Female Afghan Parliamentarian Speaks Out About Women's Progress in Afghanistan
Fawzia Koofi, a female member of the Afghan parliament, published an open letter this week to American women, urging them to continue standing shoulder-to-shoulder with women in Afghanistan.
Koofi's letter, entitled "A Letter to My American Sisters," dispels the media myth that women's lives have not improved since the fall of the Taliban regime in 2001. In the last 12 years, women have made significant gains in Afghanistan. Afghan women have established a strong and thriving feminist movement. They outpace American women in elected office, are visible in the media, and hold jobs in medicine, law, the police force, the military, and more.
"If the world could only see through our eyes," Koofi writes, "they might get a glimpse of the fact that Afghan women have come a long way over the last decade."
This is not to say that the journey for Afghan women is over. "While no one can question the gains made by the Afghan people, especially the women, our achievements remain extremely fragile," Koofi continues. "This is partly due to the country's uncertain political future and doubts about the international community's long-term commitment, especially that of the United States."
Koofi ended her letter by calling on the United States and the international community not to abandon the women of Afghanistan and to "help us a little more in fighting extremism, consolidating our gains, moving toward ending violence against women, and achieving something that all women around the world want: equality for both genders and for all."
10/24/2014 Potential Ballot Measure in DC Would Raise Minimum Wage to $15 - Low-wage workers in Washington, DC might see a significant increase in their pay, thanks to national labor rights group Restaurant Opportunities Center United (ROC).

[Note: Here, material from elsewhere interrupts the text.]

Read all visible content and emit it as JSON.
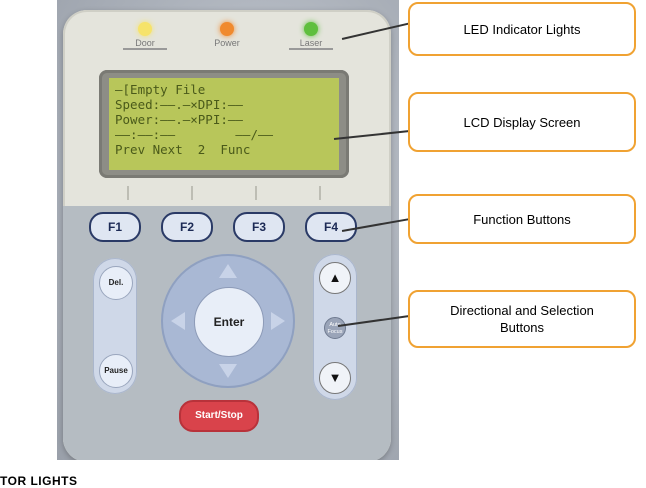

This month, the DC Board of Elections approved language submitted by a local chapter of ROC to raise the minimum wage in the District to $15/hour by 2019. . . .